Interview with Kathy Stapleton
QUESTION 13
PAUL STECKLER:

How did you as a seventeen year old kid understand all this?

KATHY STAPLETON:

Well I, I don't think I really understood it at all. I think, ah, I, I think, you know, they wanted to, they said racially mix the school which, which I can understand. I could understand in one way but it wasn't as if, I looked at, my high school was a good high school but it was a run-down building with mediocre, I thought, mediocre equipment. It didn't have, it didn't have, we didn't have a pool or a gym. I could not, for one, would see why people would really want to come into this school. Because it was okay but it was not any better than any other high school in the city. Ah, you know, it was just kind of putting kids from one okay school to another okay school. I mean, it just did not, um, it just didn't make any sense. And from when I had gone to school, I had never heard, our neighborhood, yes it is, mostly a White community, but I had never, up until that point heard you know of anybody being turned out or not allowed because of their color, or race, religion, um, and then all of a sudden when the bussing came, you know and said "We're going to force you to do this because this school happens to be one color and this school was one color and we're going to mix everybody together." And I don't think anybody was particularly happy. I'm sure the kids coming in were nervous. The kids already there were nervous.
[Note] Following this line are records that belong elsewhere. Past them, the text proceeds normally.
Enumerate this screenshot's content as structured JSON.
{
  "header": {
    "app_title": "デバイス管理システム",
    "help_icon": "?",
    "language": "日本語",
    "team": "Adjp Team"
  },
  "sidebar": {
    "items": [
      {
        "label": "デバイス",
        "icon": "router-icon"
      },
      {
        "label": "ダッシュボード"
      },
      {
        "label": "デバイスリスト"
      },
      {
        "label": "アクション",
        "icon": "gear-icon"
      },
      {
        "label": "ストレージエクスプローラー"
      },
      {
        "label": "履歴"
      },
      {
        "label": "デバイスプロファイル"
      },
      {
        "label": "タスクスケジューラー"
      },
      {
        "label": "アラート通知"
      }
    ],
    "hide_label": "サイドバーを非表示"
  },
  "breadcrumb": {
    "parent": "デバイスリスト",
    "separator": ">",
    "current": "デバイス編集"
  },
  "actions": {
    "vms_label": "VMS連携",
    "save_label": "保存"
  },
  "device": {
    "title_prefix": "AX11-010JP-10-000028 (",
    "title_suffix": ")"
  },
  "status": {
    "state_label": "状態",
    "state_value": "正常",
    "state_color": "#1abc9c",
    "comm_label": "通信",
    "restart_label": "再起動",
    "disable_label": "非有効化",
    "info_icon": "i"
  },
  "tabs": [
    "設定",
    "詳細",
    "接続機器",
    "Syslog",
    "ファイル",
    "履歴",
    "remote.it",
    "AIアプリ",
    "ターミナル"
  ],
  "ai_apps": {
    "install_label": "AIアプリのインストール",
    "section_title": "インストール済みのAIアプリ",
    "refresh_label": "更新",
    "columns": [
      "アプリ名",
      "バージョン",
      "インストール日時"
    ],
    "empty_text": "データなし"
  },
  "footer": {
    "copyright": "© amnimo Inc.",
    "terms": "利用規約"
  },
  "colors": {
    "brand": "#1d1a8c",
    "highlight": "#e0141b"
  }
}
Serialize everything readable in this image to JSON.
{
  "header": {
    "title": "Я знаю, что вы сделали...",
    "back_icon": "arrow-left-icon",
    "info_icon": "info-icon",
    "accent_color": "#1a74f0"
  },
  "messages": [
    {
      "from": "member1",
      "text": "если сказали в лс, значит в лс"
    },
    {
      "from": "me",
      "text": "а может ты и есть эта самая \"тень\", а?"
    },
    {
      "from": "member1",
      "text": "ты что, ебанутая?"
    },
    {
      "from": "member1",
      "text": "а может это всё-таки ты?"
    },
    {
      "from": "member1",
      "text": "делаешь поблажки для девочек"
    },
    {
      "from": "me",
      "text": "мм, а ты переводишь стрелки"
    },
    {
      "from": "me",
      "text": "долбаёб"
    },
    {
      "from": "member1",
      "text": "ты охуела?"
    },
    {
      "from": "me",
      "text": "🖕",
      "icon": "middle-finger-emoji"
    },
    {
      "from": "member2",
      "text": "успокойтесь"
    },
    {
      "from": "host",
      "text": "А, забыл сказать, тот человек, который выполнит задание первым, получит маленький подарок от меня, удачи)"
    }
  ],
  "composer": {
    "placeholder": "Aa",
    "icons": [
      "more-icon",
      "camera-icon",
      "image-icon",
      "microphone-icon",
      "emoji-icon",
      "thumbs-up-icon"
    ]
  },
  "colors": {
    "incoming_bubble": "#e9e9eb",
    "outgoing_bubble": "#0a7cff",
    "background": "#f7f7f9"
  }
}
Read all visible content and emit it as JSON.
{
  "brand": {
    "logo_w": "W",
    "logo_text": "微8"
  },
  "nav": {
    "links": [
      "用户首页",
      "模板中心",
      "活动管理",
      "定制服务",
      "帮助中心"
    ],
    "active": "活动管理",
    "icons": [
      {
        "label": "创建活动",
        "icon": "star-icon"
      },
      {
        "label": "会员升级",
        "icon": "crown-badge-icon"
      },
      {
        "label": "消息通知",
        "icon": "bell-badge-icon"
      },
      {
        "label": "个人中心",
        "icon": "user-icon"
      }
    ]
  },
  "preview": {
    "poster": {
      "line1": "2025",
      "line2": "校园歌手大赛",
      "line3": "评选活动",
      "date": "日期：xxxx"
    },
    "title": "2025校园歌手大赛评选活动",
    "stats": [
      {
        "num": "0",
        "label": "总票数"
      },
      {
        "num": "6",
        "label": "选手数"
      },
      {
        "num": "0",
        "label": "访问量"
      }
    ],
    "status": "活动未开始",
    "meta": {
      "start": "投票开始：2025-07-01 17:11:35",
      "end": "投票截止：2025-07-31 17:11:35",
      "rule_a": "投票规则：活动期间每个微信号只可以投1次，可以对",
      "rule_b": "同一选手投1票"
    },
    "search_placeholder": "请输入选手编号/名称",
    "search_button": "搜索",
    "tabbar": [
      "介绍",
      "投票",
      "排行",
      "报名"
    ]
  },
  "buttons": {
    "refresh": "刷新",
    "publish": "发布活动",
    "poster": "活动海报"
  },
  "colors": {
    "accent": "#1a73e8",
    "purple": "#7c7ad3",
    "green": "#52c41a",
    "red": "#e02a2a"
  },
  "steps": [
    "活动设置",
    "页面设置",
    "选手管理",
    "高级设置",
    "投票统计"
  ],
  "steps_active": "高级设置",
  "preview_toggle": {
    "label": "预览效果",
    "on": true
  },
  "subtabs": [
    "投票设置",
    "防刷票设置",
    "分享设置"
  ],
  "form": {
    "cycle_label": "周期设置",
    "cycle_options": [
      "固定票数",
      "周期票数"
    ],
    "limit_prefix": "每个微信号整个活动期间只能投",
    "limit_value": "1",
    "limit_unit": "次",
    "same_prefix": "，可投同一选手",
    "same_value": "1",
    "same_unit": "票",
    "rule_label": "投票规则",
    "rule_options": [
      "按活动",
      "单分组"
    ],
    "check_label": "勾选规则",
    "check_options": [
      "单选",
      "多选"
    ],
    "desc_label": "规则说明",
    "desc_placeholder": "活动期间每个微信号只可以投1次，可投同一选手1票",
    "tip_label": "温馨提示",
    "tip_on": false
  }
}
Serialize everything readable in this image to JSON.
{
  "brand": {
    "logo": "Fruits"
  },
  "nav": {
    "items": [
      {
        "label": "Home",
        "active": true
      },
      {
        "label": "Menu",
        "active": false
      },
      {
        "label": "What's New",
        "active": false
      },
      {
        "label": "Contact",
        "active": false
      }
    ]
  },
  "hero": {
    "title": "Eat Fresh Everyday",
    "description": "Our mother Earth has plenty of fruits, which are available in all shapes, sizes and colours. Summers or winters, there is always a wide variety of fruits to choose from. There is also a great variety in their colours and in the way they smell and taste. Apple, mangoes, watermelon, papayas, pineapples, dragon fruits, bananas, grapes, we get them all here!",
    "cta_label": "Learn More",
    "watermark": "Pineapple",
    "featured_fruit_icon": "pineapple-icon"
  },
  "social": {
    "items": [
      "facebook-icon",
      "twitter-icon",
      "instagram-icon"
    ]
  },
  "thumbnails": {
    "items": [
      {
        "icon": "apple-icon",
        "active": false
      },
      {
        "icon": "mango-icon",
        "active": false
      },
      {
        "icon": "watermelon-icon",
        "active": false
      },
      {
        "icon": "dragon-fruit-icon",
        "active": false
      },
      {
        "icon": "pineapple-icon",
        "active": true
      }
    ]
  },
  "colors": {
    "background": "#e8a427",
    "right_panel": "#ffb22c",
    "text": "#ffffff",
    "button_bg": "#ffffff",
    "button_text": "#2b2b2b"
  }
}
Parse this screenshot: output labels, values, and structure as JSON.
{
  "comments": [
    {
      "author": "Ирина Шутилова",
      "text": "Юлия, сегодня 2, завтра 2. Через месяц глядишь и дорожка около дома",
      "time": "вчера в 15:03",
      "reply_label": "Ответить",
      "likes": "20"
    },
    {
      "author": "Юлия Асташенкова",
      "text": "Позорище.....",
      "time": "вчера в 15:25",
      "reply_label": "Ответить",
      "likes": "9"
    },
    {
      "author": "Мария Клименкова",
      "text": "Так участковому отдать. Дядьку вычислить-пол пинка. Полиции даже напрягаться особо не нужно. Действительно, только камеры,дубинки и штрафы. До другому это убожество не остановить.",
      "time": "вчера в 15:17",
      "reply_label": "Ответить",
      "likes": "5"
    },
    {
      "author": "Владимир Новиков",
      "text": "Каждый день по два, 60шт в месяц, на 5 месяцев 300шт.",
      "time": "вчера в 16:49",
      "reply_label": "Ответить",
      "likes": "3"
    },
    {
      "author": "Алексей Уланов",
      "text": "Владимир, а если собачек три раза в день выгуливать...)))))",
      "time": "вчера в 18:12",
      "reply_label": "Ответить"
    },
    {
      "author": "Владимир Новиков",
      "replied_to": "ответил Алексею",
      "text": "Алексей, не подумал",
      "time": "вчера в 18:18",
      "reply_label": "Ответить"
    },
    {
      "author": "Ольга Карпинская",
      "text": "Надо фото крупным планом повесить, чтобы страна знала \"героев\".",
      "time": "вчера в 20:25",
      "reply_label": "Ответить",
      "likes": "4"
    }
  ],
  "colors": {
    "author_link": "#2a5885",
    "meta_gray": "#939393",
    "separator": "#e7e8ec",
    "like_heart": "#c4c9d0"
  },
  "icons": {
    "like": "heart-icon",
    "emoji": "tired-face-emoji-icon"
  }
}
It just was not, it was not a comfortable situation in the beginning. And, and we had no, ah, there was no time or effort put in to preparing us for this, for this turmoil. You know we were just, one day we all showed up for school. And the first day I was, I was, nobody could have prepared me for what, what I saw when I walked around the corner. It was mass confusion, it was pretty scary, it was upsetting, and, uhm, I was not prepared for that. And I didn't expect it. You know I don't, I don't blame, I don't blame any, I don't blame the people in the community. I don't blame any of the kids in the schools. And I don't blame the people outside. I don't think anybody was prepared.